Records shown —
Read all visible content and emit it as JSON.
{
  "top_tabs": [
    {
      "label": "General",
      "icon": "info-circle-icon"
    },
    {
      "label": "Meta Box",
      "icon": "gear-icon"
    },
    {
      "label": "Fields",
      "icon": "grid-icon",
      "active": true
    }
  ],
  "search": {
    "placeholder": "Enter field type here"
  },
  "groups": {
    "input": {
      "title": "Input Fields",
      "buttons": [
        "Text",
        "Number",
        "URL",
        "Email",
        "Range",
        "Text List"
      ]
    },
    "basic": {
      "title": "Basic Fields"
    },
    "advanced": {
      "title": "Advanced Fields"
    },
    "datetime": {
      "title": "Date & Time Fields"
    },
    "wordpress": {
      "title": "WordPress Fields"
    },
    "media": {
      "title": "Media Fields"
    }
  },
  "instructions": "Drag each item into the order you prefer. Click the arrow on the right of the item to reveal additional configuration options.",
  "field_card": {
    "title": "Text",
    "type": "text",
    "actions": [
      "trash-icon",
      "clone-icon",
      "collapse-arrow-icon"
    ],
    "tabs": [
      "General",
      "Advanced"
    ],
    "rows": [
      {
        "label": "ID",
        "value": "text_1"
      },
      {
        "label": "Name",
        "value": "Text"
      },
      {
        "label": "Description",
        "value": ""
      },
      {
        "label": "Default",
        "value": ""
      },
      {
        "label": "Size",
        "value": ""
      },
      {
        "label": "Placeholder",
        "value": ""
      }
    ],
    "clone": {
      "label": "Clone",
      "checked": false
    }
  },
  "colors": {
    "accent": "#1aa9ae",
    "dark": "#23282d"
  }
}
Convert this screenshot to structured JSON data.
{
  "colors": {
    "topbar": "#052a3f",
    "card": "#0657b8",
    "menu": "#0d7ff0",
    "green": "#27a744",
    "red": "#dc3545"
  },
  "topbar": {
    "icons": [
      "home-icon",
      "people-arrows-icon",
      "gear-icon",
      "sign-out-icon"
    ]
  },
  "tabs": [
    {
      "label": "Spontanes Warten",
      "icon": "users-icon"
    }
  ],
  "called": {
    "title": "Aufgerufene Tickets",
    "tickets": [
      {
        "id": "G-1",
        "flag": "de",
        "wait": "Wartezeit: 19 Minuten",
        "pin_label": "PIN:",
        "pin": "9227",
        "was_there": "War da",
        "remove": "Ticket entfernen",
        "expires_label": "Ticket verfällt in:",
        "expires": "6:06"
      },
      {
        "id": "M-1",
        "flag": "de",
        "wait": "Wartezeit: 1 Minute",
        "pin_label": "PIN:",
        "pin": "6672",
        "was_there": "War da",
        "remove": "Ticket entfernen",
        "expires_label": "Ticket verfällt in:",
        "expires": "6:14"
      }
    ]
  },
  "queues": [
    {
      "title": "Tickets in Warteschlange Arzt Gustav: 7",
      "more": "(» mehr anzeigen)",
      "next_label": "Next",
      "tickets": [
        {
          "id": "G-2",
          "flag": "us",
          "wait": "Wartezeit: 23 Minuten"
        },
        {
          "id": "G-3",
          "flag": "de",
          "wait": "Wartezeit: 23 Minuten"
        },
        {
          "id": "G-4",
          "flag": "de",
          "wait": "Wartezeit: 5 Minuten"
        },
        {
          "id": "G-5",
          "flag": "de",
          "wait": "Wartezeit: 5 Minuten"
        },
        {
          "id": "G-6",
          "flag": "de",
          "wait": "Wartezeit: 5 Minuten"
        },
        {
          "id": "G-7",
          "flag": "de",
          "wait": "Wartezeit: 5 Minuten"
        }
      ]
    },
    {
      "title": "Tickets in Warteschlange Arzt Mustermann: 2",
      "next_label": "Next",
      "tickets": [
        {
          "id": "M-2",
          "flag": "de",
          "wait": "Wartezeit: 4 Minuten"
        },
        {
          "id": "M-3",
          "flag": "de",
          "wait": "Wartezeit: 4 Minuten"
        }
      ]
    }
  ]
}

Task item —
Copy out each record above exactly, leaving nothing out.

Task response —
Read all visible content and emit it as JSON.
{
  "top_tabs": [
    {
      "label": "General",
      "icon": "info-circle-icon"
    },
    {
      "label": "Meta Box",
      "icon": "gear-icon"
    },
    {
      "label": "Fields",
      "icon": "grid-icon",
      "active": true
    }
  ],
  "search": {
    "placeholder": "Enter field type here"
  },
  "groups": {
    "input": {
      "title": "Input Fields",
      "buttons": [
        "Text",
        "Number",
        "URL",
        "Email",
        "Range",
        "Text List"
      ]
    },
    "basic": {
      "title": "Basic Fields"
    },
    "advanced": {
      "title": "Advanced Fields"
    },
    "datetime": {
      "title": "Date & Time Fields"
    },
    "wordpress": {
      "title": "WordPress Fields"
    },
    "media": {
      "title": "Media Fields"
    }
  },
  "instructions": "Drag each item into the order you prefer. Click the arrow on the right of the item to reveal additional configuration options.",
  "field_card": {
    "title": "Text",
    "type": "text",
    "actions": [
      "trash-icon",
      "clone-icon",
      "collapse-arrow-icon"
    ],
    "tabs": [
      "General",
      "Advanced"
    ],
    "rows": [
      {
        "label": "ID",
        "value": "text_1"
      },
      {
        "label": "Name",
        "value": "Text"
      },
      {
        "label": "Description",
        "value": ""
      },
      {
        "label": "Default",
        "value": ""
      },
      {
        "label": "Size",
        "value": ""
      },
      {
        "label": "Placeholder",
        "value": ""
      }
    ],
    "clone": {
      "label": "Clone",
      "checked": false
    }
  },
  "colors": {
    "accent": "#1aa9ae",
    "dark": "#23282d"
  }
}
Convert this screenshot to structured JSON data.
{
  "colors": {
    "topbar": "#052a3f",
    "card": "#0657b8",
    "menu": "#0d7ff0",
    "green": "#27a744",
    "red": "#dc3545"
  },
  "topbar": {
    "icons": [
      "home-icon",
      "people-arrows-icon",
      "gear-icon",
      "sign-out-icon"
    ]
  },
  "tabs": [
    {
      "label": "Spontanes Warten",
      "icon": "users-icon"
    }
  ],
  "called": {
    "title": "Aufgerufene Tickets",
    "tickets": [
      {
        "id": "G-1",
        "flag": "de",
        "wait": "Wartezeit: 19 Minuten",
        "pin_label": "PIN:",
        "pin": "9227",
        "was_there": "War da",
        "remove": "Ticket entfernen",
        "expires_label": "Ticket verfällt in:",
        "expires": "6:06"
      },
      {
        "id": "M-1",
        "flag": "de",
        "wait": "Wartezeit: 1 Minute",
        "pin_label": "PIN:",
        "pin": "6672",
        "was_there": "War da",
        "remove": "Ticket entfernen",
        "expires_label": "Ticket verfällt in:",
        "expires": "6:14"
      }
    ]
  },
  "queues": [
    {
      "title": "Tickets in Warteschlange Arzt Gustav: 7",
      "more": "(» mehr anzeigen)",
      "next_label": "Next",
      "tickets": [
        {
          "id": "G-2",
          "flag": "us",
          "wait": "Wartezeit: 23 Minuten"
        },
        {
          "id": "G-3",
          "flag": "de",
          "wait": "Wartezeit: 23 Minuten"
        },
        {
          "id": "G-4",
          "flag": "de",
          "wait": "Wartezeit: 5 Minuten"
        },
        {
          "id": "G-5",
          "flag": "de",
          "wait": "Wartezeit: 5 Minuten"
        },
        {
          "id": "G-6",
          "flag": "de",
          "wait": "Wartezeit: 5 Minuten"
        },
        {
          "id": "G-7",
          "flag": "de",
          "wait": "Wartezeit: 5 Minuten"
        }
      ]
    },
    {
      "title": "Tickets in Warteschlange Arzt Mustermann: 2",
      "next_label": "Next",
      "tickets": [
        {
          "id": "M-2",
          "flag": "de",
          "wait": "Wartezeit: 4 Minuten"
        },
        {
          "id": "M-3",
          "flag": "de",
          "wait": "Wartezeit: 4 Minuten"
        }
      ]
    }
  ]
}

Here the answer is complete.